__Exercise requirements__.
Each line of the records below that holds "Brickell" should be returned.

__Material provided__.
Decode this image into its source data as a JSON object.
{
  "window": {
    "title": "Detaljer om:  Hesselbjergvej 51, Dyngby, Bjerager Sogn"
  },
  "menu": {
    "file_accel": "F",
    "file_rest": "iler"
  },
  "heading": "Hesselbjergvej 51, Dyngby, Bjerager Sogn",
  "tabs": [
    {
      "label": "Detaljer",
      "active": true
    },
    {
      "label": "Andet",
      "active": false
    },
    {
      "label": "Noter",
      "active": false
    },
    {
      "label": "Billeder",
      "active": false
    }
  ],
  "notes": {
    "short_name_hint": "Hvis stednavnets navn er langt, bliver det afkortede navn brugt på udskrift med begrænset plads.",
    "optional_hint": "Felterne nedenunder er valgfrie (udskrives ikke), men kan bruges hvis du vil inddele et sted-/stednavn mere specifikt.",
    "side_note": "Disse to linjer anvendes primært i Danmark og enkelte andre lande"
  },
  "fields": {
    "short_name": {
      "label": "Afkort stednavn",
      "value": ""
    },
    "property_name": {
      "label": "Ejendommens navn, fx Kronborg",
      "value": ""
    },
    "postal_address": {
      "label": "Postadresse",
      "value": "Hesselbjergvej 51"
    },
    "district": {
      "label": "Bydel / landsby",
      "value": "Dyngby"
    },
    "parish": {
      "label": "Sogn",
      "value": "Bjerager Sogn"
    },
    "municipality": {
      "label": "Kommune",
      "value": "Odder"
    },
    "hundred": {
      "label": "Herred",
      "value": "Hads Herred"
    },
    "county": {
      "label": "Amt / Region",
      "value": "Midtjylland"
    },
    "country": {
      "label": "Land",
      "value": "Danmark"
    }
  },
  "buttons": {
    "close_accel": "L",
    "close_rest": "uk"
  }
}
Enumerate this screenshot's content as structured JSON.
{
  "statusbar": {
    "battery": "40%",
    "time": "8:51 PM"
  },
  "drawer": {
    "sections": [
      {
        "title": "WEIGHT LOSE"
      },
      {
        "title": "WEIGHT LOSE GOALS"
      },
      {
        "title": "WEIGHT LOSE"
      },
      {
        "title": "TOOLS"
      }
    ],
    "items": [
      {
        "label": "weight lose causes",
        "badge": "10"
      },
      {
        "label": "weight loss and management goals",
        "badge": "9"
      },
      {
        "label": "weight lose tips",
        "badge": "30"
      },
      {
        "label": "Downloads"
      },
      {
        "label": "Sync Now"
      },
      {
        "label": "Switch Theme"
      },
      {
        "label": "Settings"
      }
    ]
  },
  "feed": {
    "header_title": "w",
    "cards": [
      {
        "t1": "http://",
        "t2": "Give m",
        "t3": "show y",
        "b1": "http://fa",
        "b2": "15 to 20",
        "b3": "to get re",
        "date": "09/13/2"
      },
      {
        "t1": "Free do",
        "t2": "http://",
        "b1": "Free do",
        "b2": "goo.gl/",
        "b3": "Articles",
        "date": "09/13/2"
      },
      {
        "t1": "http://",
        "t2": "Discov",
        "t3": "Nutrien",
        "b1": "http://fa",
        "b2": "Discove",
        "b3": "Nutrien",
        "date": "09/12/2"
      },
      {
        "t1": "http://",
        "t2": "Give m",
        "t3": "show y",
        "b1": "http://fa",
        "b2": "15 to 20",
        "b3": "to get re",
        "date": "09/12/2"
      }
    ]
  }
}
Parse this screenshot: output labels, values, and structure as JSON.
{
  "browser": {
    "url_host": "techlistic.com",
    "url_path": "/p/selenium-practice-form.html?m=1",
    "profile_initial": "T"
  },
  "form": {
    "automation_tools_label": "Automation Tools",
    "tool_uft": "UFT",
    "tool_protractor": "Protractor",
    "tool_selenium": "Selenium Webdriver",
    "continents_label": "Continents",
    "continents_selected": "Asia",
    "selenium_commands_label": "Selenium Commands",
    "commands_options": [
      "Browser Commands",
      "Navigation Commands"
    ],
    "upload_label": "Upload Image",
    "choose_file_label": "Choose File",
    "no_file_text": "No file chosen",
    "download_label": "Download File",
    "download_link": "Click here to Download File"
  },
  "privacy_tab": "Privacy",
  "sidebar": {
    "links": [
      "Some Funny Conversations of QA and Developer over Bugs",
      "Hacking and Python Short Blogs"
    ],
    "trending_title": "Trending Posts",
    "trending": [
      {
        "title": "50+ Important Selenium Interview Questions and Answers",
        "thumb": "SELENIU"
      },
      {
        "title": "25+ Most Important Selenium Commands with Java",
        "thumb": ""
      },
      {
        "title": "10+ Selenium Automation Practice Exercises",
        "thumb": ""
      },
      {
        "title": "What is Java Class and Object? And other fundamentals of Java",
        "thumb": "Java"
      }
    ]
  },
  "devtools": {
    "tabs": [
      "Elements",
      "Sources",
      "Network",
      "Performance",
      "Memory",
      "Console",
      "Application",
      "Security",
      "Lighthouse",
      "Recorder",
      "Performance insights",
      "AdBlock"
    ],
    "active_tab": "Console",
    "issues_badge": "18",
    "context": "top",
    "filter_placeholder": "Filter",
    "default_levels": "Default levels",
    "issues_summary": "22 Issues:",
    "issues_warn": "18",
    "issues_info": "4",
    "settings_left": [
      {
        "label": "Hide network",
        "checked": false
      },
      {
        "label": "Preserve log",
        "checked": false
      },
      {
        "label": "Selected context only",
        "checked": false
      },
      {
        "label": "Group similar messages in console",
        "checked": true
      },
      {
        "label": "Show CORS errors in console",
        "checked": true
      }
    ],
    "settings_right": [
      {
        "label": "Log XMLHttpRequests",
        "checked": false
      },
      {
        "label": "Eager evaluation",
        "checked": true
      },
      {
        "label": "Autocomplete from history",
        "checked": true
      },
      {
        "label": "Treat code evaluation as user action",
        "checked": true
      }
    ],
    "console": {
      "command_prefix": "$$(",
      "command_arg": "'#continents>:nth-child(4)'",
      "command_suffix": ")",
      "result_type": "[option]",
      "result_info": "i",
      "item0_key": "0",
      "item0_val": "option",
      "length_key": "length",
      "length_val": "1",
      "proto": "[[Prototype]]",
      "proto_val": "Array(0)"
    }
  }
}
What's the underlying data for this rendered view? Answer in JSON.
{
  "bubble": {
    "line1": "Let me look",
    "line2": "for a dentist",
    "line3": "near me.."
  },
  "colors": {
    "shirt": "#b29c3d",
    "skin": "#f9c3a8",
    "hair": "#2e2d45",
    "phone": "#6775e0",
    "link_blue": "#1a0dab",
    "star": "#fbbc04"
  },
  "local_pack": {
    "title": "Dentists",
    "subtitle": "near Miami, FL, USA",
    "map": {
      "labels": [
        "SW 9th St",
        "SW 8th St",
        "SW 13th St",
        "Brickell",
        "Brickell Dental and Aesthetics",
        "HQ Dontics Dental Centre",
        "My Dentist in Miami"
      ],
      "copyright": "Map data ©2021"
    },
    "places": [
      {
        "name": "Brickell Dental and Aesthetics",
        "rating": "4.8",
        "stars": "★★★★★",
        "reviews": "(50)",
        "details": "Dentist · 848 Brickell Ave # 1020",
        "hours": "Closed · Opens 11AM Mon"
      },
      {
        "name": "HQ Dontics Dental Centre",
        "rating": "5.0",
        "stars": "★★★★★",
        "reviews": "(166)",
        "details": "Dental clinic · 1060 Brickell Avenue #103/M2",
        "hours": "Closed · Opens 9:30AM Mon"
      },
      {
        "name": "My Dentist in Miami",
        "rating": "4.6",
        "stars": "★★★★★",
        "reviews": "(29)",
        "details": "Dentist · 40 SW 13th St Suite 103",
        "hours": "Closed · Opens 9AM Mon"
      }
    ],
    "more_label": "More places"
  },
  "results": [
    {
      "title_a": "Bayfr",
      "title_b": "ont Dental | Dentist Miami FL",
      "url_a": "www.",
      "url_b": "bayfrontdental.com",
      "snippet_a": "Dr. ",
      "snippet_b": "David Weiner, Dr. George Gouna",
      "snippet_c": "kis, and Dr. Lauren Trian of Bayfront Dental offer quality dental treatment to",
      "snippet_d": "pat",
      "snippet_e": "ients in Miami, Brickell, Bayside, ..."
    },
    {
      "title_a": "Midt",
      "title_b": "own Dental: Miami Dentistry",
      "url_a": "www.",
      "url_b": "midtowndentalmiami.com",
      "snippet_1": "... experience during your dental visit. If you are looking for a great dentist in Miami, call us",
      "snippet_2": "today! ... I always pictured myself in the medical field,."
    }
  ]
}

__Written solution__.
        "Brickell",
        "Brickell Dental and Aesthetics",
        "name": "Brickell Dental and Aesthetics",
        "details": "Dentist · 848 Brickell Ave # 1020",
        "details": "Dental clinic · 1060 Brickell Avenue #103/M2",
      "snippet_e": "ients in Miami, Brickell, Bayside, ..."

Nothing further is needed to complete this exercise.